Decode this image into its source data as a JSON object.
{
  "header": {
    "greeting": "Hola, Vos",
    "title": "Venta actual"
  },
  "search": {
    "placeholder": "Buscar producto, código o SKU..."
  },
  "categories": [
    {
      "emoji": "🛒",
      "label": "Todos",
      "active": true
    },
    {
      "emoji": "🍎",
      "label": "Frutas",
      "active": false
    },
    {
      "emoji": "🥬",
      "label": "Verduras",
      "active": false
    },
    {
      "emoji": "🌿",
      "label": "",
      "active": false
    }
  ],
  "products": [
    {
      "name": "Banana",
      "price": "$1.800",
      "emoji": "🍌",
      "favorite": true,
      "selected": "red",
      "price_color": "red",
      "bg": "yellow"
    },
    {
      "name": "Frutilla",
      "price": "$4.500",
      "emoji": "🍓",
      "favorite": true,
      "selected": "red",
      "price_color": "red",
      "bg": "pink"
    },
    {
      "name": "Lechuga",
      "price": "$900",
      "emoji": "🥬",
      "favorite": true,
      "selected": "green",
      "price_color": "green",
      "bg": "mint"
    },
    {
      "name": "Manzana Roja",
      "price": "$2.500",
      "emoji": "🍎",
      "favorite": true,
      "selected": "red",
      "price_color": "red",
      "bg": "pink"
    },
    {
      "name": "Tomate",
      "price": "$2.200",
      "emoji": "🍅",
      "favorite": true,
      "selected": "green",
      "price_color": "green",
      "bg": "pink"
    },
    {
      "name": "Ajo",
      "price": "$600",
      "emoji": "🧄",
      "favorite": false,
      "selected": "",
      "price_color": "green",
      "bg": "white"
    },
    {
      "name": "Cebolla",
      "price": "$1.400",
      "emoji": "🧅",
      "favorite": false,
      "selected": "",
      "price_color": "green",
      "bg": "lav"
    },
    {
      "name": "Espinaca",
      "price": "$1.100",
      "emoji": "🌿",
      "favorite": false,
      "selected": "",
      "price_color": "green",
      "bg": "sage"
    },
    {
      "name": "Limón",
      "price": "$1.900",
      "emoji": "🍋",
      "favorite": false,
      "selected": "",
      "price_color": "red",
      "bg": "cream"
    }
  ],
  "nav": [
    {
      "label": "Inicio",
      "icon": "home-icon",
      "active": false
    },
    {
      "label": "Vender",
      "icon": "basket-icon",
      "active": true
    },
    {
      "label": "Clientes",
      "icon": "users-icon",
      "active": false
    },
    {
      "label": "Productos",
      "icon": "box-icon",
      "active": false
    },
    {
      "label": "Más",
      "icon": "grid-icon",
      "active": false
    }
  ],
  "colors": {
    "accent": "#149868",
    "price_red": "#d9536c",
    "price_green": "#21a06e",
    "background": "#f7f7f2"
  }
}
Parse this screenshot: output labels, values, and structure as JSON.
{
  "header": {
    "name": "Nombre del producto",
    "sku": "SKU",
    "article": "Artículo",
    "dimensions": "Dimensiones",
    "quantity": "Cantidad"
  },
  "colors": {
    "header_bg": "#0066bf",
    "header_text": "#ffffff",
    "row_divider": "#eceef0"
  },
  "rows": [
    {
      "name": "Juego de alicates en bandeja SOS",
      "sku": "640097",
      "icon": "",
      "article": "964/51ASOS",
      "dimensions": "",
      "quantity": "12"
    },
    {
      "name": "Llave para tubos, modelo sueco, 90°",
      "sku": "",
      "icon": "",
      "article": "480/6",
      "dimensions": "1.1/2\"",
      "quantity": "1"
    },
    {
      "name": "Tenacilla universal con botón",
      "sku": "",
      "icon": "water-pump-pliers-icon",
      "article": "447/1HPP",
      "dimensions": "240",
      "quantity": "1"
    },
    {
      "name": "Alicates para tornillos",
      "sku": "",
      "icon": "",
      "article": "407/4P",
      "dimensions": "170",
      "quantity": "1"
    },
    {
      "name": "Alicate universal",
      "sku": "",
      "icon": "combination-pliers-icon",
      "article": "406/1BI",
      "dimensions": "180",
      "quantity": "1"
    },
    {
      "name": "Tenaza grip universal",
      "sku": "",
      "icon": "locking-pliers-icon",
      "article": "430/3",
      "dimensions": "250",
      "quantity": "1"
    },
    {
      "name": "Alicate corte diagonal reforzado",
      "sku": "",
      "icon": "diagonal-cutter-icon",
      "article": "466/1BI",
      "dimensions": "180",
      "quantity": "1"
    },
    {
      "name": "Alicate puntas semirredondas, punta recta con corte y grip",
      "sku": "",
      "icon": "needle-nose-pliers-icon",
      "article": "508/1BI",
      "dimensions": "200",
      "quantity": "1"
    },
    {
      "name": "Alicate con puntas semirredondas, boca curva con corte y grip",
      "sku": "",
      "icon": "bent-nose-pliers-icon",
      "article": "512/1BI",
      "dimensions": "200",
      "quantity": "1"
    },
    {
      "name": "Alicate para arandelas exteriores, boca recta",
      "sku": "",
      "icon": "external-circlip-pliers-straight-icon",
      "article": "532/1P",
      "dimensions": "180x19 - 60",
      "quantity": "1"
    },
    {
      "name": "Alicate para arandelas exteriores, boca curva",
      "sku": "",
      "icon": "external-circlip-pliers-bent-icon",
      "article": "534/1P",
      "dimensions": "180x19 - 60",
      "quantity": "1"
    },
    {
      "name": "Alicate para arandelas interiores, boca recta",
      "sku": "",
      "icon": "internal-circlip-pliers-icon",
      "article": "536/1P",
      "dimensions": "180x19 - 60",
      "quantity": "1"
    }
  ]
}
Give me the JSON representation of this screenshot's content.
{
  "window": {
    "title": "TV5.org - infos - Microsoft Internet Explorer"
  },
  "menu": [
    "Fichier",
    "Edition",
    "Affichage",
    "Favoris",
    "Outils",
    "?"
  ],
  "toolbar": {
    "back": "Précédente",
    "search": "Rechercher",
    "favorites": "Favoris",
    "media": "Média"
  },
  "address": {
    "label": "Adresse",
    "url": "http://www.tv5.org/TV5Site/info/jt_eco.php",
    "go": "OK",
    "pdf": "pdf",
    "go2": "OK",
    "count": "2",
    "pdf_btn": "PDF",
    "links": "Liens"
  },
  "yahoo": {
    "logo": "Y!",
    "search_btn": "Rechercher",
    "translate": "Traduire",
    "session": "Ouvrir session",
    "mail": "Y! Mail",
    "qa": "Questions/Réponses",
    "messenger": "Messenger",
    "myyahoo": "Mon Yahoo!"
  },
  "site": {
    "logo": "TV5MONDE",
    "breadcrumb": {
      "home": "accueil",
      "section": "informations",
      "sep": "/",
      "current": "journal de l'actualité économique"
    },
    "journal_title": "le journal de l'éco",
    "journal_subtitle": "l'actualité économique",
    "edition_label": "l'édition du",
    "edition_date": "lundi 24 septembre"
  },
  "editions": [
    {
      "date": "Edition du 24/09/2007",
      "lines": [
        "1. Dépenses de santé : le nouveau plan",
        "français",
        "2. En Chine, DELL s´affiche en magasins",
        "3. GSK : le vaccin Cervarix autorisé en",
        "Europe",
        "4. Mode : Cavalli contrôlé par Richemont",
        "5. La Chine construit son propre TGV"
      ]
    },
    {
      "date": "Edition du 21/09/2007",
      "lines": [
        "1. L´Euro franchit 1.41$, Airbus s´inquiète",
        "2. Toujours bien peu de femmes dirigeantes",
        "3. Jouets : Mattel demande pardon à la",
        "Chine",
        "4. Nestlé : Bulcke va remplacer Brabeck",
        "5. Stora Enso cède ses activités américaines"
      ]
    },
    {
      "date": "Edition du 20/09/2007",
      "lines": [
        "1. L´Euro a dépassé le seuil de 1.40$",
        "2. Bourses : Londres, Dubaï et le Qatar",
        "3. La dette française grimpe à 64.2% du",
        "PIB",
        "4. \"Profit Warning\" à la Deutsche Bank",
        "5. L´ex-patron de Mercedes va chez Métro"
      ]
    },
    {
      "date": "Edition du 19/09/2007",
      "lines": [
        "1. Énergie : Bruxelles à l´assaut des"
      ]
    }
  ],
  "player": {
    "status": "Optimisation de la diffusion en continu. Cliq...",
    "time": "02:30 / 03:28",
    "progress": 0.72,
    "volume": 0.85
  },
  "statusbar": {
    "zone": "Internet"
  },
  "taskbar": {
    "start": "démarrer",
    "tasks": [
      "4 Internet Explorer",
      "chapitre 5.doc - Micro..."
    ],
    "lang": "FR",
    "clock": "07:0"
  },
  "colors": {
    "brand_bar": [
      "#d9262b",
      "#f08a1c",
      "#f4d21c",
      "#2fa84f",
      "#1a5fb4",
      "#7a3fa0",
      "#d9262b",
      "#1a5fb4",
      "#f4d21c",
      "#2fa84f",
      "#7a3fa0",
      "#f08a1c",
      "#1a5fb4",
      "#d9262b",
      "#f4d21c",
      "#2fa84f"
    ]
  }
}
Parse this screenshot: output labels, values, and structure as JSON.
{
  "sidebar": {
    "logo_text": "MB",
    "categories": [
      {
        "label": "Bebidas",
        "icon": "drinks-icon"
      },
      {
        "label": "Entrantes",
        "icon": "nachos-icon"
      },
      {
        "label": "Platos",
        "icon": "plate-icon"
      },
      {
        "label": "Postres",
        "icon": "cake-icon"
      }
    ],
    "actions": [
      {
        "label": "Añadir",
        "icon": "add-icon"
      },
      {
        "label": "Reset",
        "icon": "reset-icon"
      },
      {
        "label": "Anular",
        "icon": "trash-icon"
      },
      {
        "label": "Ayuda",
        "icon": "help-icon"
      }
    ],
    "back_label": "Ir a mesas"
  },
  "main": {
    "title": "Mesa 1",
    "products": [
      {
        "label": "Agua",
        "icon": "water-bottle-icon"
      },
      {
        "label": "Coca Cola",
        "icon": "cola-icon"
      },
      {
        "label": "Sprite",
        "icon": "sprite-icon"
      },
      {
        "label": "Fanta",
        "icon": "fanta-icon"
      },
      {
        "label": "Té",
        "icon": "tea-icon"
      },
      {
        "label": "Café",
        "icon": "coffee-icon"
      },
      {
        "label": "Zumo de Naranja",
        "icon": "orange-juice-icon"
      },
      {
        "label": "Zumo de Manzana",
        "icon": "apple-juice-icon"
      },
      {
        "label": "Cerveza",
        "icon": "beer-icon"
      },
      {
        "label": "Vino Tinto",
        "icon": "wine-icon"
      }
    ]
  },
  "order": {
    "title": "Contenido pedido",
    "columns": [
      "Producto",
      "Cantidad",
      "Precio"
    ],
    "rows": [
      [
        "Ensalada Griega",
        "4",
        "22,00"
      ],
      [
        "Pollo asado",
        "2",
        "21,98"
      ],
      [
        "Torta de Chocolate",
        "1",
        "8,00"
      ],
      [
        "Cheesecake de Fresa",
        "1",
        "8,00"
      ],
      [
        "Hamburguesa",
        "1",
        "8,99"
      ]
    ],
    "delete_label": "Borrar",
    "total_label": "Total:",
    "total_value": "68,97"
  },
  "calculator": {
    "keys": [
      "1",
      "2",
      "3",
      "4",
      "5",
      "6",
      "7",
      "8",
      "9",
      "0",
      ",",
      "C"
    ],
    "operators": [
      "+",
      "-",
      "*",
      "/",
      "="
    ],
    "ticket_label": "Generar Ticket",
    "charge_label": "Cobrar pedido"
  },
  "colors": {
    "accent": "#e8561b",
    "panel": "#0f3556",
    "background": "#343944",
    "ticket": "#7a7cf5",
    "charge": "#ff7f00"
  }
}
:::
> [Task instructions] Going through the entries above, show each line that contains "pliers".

> [Written reply]
      "icon": "water-pump-pliers-icon",
      "icon": "combination-pliers-icon",
      "icon": "locking-pliers-icon",
      "icon": "needle-nose-pliers-icon",
      "icon": "bent-nose-pliers-icon",
      "icon": "external-circlip-pliers-straight-icon",
      "icon": "external-circlip-pliers-bent-icon",
      "icon": "internal-circlip-pliers-icon",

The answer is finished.